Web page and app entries
--- START ---
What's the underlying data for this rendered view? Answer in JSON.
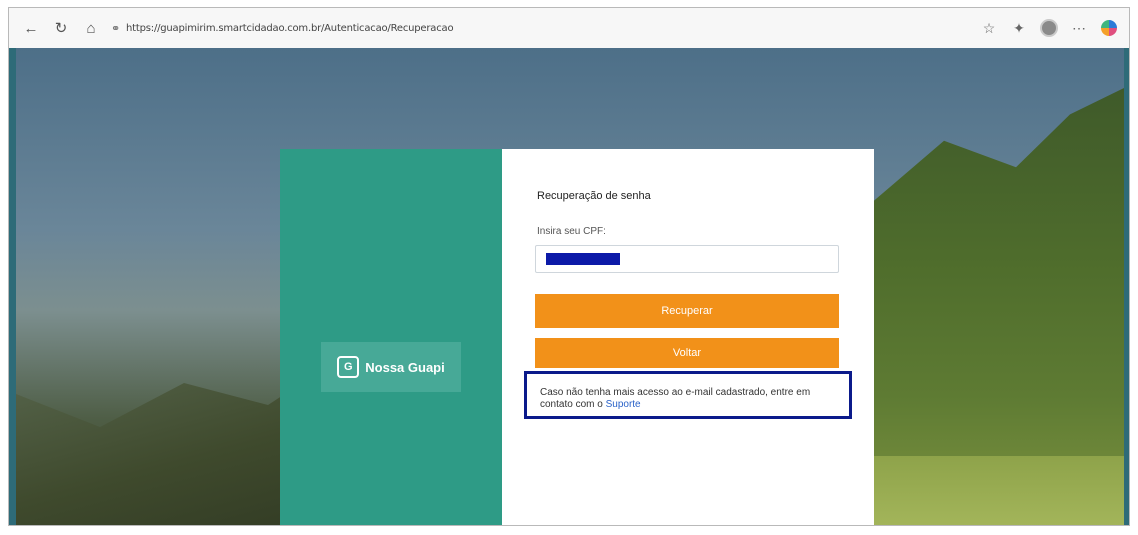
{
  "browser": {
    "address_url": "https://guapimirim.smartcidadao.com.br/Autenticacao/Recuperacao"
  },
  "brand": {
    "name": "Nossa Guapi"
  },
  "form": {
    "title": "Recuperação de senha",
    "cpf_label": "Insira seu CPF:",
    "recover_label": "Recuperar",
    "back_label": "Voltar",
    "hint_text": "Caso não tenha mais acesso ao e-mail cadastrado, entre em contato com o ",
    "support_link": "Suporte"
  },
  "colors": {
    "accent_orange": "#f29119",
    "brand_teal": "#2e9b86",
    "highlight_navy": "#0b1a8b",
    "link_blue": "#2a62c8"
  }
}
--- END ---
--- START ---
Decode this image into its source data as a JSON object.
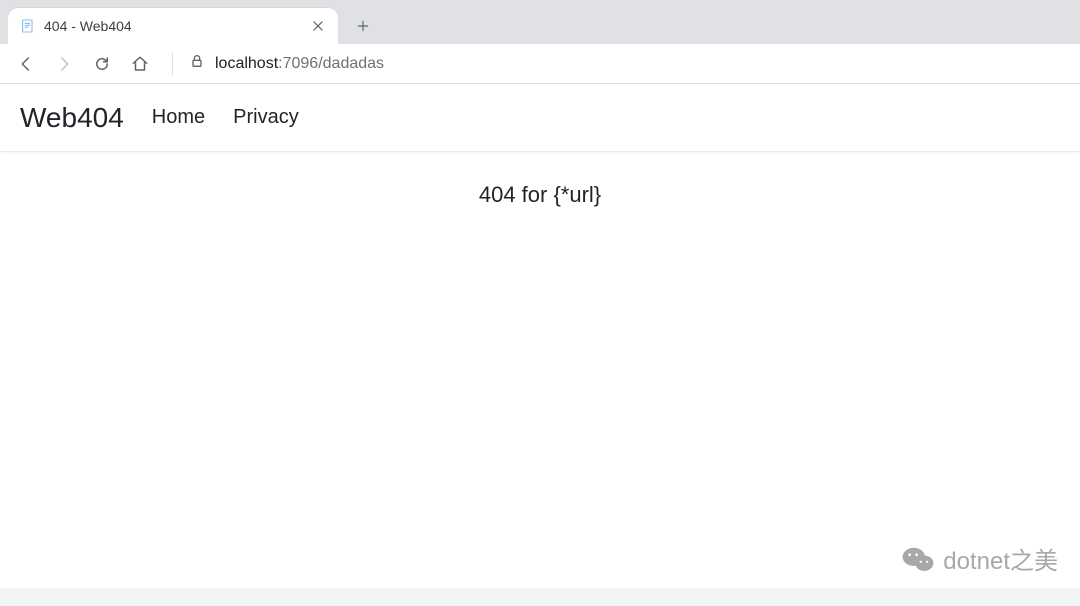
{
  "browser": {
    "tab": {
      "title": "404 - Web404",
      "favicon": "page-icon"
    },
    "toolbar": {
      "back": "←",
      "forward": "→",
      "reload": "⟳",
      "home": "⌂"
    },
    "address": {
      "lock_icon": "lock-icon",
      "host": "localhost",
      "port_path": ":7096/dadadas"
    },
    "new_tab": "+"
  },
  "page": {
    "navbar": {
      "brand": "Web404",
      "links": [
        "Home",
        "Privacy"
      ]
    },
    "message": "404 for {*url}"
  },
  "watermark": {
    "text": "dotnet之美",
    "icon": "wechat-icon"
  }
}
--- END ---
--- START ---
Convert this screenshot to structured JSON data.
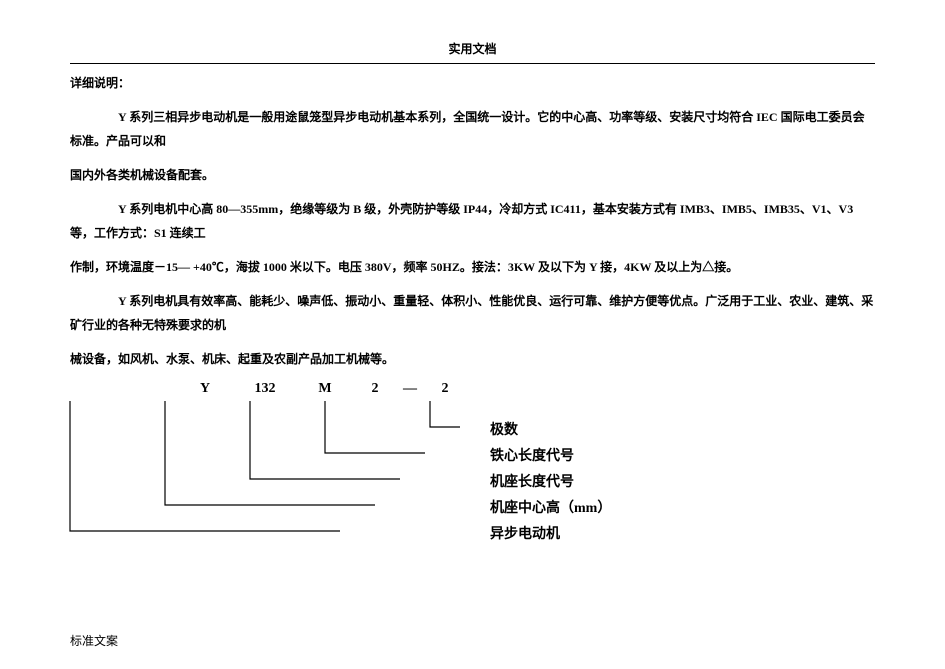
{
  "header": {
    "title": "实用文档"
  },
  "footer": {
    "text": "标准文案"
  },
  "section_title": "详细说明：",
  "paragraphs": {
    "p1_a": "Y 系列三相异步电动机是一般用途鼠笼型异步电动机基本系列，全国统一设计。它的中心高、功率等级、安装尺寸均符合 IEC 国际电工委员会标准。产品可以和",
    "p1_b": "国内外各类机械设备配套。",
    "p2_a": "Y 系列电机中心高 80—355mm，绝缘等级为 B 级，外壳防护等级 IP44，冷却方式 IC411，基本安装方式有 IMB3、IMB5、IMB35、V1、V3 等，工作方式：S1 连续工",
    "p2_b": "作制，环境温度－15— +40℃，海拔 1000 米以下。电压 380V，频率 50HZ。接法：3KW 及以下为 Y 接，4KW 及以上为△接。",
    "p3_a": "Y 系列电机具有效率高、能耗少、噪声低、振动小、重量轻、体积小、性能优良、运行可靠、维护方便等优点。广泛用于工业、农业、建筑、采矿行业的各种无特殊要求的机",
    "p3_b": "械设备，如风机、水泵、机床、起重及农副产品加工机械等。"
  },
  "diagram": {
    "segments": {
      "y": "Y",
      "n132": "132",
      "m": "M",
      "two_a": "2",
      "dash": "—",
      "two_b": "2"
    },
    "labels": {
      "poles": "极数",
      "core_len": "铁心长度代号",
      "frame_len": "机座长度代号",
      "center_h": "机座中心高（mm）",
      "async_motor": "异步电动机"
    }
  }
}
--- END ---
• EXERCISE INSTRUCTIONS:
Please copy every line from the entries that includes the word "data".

• EXPECTED ANSWER:
What's the underlying data for this rendered view? Answer in JSON.
Decode this image into its source data as a JSON object.
Convert this screenshot to structured JSON data.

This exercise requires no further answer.